## EXERCISE MATERIALS:
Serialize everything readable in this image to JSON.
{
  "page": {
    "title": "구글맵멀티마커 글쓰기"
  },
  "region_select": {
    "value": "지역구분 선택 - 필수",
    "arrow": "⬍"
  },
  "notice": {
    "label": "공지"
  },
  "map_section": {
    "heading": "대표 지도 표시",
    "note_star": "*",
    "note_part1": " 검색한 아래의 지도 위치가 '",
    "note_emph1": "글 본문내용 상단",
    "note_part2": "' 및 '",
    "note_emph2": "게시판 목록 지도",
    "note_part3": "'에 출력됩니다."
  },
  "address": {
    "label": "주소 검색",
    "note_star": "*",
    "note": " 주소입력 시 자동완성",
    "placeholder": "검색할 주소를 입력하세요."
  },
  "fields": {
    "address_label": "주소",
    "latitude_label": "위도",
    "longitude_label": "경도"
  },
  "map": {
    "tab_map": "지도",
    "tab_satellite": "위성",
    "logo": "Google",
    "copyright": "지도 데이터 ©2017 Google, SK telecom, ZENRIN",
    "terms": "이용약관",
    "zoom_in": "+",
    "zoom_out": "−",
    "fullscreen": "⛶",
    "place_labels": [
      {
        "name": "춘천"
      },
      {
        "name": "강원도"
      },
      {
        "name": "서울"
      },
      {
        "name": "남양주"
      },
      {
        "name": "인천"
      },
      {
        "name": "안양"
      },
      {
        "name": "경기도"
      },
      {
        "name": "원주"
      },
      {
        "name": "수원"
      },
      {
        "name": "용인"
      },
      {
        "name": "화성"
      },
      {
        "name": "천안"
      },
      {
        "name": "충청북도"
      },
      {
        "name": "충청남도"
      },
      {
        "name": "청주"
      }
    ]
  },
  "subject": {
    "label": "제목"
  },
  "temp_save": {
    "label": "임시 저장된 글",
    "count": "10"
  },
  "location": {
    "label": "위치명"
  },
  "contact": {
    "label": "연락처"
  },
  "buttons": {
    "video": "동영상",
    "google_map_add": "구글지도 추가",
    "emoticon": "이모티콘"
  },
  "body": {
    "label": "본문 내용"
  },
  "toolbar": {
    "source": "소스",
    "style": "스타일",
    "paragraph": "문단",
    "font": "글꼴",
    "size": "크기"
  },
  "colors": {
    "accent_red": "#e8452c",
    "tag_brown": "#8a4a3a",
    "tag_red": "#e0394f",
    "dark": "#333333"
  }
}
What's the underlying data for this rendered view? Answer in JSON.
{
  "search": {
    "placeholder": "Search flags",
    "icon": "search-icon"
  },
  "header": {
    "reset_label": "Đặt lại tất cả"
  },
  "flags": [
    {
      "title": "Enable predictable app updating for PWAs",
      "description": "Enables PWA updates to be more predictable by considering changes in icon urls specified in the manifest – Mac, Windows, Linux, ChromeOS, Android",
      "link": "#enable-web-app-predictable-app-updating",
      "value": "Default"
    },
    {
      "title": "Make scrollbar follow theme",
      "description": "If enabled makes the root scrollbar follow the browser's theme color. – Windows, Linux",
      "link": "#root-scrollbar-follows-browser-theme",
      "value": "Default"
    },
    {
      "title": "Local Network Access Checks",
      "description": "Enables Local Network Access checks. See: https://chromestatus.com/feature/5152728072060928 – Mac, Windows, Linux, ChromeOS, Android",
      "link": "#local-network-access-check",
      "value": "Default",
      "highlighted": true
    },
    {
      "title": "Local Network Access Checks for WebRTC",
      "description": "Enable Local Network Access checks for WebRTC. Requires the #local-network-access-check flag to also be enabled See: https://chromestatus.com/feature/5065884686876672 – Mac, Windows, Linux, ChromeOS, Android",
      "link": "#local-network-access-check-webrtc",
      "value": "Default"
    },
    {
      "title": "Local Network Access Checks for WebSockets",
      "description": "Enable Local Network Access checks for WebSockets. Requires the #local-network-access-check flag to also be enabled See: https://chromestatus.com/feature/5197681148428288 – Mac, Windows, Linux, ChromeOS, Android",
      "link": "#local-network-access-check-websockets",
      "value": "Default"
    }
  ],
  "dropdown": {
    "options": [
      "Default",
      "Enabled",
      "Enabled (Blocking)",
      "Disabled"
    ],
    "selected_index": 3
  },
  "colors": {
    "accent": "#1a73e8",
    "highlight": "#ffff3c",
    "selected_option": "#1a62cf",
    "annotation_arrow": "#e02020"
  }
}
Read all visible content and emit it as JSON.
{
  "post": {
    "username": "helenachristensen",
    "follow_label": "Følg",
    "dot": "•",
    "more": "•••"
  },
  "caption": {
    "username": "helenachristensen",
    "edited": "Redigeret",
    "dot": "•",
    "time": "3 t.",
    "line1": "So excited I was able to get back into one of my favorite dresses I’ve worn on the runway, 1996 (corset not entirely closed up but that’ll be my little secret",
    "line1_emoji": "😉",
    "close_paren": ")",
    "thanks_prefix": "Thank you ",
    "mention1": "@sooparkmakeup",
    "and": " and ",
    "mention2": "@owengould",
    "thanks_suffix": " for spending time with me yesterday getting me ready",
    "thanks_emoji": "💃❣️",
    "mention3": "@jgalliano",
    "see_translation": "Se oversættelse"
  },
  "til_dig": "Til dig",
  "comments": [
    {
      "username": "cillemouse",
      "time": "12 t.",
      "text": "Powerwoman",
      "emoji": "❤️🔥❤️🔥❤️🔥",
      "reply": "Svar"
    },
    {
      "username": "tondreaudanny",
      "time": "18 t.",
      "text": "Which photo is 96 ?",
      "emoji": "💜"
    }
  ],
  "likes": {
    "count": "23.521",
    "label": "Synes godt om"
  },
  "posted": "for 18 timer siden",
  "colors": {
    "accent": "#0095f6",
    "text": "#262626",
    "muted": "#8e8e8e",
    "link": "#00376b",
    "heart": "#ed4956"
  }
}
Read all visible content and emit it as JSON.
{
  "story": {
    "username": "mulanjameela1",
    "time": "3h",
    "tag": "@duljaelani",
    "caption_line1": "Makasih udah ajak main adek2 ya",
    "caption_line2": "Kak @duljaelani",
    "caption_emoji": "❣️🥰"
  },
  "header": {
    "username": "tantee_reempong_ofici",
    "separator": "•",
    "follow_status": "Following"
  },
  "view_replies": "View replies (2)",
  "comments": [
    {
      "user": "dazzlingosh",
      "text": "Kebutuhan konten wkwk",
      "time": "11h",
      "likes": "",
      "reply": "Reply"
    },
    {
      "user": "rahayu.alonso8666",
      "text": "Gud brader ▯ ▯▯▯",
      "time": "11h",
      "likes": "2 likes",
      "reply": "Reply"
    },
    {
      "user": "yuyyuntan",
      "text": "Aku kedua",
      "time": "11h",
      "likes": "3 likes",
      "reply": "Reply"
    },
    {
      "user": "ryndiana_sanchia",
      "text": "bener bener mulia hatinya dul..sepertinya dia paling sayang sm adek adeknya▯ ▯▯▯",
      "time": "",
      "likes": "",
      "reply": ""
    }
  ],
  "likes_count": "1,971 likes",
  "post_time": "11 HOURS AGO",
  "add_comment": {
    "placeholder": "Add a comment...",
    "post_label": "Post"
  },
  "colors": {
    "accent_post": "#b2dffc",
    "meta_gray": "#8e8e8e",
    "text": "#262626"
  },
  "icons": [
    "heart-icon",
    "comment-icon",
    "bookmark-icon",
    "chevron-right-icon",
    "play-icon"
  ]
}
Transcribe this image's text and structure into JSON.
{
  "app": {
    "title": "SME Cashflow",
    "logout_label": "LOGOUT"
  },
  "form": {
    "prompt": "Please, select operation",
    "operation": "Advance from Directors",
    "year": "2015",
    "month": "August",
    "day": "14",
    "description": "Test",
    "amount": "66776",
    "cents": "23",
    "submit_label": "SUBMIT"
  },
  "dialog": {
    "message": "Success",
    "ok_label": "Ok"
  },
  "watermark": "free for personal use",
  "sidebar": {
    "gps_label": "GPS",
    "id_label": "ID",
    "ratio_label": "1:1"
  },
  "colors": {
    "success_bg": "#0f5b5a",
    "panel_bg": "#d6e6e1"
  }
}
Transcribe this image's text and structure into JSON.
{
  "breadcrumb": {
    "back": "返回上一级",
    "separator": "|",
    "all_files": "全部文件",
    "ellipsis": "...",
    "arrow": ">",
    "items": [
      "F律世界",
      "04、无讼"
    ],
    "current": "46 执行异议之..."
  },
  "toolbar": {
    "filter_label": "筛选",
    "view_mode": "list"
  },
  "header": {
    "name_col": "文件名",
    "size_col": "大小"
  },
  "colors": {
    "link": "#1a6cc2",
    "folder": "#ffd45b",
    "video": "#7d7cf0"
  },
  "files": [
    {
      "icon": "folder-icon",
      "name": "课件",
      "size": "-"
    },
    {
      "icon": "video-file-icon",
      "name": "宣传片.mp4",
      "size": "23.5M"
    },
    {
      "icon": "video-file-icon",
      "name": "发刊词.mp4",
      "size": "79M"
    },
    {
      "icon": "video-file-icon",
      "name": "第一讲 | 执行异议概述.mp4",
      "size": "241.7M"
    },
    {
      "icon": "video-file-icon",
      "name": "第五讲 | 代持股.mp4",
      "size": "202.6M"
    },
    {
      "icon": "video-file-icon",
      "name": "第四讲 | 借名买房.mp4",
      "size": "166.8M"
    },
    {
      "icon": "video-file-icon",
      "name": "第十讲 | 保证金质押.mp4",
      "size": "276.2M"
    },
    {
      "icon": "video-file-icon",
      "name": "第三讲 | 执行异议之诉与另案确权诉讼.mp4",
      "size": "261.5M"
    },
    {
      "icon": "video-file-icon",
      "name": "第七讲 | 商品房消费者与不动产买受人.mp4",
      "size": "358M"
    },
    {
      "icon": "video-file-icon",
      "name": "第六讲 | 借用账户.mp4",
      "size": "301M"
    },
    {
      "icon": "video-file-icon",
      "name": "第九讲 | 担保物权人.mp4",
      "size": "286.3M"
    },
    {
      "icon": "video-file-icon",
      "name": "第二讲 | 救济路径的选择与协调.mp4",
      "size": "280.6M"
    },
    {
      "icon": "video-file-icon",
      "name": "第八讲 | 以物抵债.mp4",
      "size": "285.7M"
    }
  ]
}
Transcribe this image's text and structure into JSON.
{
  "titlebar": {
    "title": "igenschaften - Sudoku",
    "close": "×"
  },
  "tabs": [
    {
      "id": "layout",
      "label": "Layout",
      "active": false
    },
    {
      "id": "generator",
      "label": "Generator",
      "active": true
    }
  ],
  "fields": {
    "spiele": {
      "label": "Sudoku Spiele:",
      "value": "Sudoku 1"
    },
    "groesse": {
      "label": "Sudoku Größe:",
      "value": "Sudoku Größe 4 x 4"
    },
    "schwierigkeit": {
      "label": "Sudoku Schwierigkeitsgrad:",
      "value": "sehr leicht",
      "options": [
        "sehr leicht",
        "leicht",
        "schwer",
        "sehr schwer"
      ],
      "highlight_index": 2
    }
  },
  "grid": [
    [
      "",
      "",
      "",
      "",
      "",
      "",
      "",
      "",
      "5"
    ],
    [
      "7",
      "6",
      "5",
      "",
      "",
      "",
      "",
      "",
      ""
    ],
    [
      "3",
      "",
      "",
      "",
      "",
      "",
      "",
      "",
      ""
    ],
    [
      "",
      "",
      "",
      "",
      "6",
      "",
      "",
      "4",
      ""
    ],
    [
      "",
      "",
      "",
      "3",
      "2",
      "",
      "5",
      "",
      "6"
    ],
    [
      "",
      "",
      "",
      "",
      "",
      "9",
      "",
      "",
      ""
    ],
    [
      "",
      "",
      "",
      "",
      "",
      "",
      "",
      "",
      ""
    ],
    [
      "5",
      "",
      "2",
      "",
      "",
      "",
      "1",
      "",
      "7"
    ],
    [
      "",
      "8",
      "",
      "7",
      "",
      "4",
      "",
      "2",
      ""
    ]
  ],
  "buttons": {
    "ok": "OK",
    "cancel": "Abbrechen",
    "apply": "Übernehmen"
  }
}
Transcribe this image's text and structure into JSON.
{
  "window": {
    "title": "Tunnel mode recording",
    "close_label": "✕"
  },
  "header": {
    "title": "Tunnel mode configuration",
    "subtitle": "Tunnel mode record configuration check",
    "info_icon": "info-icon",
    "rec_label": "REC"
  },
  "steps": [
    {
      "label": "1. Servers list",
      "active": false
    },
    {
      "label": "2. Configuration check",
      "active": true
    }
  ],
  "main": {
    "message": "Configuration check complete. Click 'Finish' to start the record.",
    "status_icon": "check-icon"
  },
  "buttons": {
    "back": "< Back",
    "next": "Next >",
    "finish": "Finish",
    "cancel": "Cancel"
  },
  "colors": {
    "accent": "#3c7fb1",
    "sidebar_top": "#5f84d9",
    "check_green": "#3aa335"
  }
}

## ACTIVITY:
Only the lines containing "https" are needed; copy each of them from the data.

## ANSWER BOX:
      "description": "Enables Local Network Access checks. See: https://chromestatus.com/feature/5152728072060928 – Mac, Windows, Linux, ChromeOS, Android",
      "description": "Enable Local Network Access checks for WebRTC. Requires the #local-network-access-check flag to also be enabled See: https://chromestatus.com/feature/5065884686876672 – Mac, Windows, Linux, ChromeOS, Android",
      "description": "Enable Local Network Access checks for WebSockets. Requires the #local-network-access-check flag to also be enabled See: https://chromestatus.com/feature/5197681148428288 – Mac, Windows, Linux, ChromeOS, Android",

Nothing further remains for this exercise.